TASK:
Wherever a line of the listing holds the string "this", copy that line.

EXCERPTED DATA:

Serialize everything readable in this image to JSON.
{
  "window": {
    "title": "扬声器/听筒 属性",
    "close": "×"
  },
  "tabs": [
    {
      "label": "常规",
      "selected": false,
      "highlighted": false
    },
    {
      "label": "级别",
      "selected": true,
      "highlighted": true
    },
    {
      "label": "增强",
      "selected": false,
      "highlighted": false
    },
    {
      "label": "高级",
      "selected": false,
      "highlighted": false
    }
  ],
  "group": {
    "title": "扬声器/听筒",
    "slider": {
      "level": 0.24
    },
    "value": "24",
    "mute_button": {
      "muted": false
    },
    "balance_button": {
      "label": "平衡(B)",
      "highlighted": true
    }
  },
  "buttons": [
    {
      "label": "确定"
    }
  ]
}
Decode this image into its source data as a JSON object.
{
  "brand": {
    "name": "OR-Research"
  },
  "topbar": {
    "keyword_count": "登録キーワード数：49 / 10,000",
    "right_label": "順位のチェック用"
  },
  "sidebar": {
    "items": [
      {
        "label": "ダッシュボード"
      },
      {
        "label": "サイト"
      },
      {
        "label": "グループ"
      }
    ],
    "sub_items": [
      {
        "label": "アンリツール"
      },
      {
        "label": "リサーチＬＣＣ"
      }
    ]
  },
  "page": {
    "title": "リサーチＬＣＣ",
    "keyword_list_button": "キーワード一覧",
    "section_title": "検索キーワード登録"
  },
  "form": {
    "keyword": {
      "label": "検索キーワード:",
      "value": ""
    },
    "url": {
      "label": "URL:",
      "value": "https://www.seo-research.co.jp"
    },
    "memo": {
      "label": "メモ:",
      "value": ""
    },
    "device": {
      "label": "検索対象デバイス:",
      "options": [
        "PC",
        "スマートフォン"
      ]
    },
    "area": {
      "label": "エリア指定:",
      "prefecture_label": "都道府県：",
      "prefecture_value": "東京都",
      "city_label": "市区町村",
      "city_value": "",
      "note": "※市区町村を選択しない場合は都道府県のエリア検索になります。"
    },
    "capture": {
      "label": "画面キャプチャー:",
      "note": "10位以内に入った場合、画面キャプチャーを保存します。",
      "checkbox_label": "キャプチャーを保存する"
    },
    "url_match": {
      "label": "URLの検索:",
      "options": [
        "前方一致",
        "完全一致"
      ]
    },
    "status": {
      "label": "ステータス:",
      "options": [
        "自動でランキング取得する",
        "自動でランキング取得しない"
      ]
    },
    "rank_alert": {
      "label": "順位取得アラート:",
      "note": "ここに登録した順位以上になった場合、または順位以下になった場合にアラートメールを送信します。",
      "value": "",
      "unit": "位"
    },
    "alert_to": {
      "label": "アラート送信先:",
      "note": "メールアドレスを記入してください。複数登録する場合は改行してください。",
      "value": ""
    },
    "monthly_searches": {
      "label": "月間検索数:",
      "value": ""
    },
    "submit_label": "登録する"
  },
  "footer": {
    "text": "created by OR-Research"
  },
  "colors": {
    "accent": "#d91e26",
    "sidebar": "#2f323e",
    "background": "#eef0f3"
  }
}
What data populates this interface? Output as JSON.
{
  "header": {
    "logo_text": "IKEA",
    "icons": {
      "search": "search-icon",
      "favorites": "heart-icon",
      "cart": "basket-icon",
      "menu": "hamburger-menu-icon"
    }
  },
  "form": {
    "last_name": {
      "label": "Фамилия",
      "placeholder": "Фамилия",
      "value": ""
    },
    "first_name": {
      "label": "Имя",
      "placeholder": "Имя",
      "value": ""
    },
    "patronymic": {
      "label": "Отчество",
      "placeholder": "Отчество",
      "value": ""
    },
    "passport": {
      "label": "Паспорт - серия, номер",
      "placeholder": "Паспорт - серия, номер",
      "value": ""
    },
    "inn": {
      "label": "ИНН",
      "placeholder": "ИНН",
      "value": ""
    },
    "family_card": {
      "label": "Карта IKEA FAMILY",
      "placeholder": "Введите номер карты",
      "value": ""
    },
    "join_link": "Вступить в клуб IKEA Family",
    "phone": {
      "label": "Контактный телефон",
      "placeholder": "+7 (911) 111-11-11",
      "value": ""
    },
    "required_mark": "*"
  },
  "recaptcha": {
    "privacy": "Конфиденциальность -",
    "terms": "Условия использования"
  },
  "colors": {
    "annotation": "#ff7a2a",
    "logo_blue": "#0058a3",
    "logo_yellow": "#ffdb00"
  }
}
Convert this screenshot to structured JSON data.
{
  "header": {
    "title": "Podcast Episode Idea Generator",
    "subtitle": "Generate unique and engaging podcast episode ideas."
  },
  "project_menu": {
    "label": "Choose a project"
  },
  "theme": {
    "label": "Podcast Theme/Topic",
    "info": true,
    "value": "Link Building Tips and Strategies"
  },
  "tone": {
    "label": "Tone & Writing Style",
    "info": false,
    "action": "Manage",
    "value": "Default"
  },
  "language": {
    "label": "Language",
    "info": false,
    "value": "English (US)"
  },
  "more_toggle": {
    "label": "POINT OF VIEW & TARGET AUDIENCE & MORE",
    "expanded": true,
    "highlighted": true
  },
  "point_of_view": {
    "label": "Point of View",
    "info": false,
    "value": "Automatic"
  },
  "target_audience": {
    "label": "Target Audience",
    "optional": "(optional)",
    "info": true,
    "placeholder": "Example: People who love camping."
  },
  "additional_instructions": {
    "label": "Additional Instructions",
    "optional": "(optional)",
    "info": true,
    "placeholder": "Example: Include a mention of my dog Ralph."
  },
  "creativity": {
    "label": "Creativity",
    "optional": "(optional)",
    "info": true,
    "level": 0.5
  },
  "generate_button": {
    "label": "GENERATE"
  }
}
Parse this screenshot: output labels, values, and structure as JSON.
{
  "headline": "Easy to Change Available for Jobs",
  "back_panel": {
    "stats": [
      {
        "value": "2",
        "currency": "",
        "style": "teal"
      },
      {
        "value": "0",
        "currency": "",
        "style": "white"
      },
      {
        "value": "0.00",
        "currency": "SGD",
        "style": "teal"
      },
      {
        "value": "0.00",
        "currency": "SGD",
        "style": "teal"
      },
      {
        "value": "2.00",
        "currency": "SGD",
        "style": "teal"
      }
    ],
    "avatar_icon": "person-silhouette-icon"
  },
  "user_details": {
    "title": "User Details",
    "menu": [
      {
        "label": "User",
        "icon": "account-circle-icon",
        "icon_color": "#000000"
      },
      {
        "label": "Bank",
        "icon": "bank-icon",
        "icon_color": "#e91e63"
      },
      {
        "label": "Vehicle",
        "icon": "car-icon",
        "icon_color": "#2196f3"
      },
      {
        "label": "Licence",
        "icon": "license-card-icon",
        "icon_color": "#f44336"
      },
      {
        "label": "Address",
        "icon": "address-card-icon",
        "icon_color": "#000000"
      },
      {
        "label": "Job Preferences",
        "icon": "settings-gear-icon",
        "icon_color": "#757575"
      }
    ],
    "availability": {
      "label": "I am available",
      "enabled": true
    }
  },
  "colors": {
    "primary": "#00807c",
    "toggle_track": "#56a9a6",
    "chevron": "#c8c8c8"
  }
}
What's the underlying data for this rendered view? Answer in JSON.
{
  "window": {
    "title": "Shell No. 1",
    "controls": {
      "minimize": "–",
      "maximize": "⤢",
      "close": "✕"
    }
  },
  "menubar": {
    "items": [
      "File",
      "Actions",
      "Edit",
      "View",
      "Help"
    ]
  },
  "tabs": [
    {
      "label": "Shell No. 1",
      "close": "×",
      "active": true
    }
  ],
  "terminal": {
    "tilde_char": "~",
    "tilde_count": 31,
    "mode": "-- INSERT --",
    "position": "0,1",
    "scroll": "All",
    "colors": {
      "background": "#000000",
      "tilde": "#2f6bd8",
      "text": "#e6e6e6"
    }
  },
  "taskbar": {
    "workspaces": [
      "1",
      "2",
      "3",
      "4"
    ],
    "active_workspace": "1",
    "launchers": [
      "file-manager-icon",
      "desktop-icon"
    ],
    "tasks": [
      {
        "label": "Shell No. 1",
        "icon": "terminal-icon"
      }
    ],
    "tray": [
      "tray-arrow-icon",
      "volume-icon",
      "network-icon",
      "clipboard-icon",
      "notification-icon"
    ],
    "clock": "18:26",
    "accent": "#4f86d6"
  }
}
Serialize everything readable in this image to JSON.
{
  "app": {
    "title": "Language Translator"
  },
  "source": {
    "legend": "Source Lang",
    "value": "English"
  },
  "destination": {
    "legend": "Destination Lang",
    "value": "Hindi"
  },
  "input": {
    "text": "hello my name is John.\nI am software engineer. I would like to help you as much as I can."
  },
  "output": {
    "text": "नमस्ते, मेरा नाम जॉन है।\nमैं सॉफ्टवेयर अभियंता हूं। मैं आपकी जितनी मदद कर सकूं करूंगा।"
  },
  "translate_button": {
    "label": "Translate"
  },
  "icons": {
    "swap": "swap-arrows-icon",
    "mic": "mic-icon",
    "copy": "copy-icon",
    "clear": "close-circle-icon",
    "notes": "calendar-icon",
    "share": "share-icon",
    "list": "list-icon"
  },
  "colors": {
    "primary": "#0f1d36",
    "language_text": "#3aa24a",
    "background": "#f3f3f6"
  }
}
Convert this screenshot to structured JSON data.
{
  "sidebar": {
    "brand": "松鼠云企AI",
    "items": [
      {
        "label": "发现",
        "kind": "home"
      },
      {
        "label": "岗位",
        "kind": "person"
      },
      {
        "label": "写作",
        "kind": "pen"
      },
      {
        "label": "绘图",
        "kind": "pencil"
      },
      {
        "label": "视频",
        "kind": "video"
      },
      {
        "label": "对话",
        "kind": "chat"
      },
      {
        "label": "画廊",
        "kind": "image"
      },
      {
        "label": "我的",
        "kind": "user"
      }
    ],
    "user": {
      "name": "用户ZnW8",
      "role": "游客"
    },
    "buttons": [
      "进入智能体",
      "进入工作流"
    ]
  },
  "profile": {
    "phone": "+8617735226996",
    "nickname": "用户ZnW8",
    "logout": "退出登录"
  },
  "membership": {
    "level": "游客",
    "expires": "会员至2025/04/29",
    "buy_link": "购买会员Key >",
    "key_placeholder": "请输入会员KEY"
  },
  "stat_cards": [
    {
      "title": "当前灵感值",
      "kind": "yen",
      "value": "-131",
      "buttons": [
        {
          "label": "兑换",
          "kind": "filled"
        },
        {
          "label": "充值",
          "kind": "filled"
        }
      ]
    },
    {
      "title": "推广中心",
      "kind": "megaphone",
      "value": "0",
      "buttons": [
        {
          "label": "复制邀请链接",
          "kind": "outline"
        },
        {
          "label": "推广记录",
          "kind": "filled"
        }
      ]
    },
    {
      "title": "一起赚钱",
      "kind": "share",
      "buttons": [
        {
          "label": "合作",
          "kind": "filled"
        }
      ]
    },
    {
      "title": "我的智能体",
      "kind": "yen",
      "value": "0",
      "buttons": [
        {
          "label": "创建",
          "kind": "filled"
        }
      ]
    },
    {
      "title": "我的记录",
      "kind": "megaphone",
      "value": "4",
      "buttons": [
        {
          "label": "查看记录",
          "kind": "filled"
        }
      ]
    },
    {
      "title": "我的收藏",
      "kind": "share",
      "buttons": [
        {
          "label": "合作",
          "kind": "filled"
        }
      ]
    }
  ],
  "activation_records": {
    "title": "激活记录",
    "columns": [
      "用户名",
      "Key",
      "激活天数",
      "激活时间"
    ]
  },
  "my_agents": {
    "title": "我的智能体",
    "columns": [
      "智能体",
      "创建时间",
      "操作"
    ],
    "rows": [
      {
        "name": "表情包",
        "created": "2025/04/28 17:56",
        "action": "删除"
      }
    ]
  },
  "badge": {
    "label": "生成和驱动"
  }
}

EXPECTED ANSWER:
Serialize everything readable in this image to JSON.
Decode this image into its source data as a JSON object.
What data populates this interface? Output as JSON.
Convert this screenshot to structured JSON data.
Parse this screenshot: output labels, values, and structure as JSON.
What's the underlying data for this rendered view? Answer in JSON.
Serialize everything readable in this image to JSON.
Convert this screenshot to structured JSON data.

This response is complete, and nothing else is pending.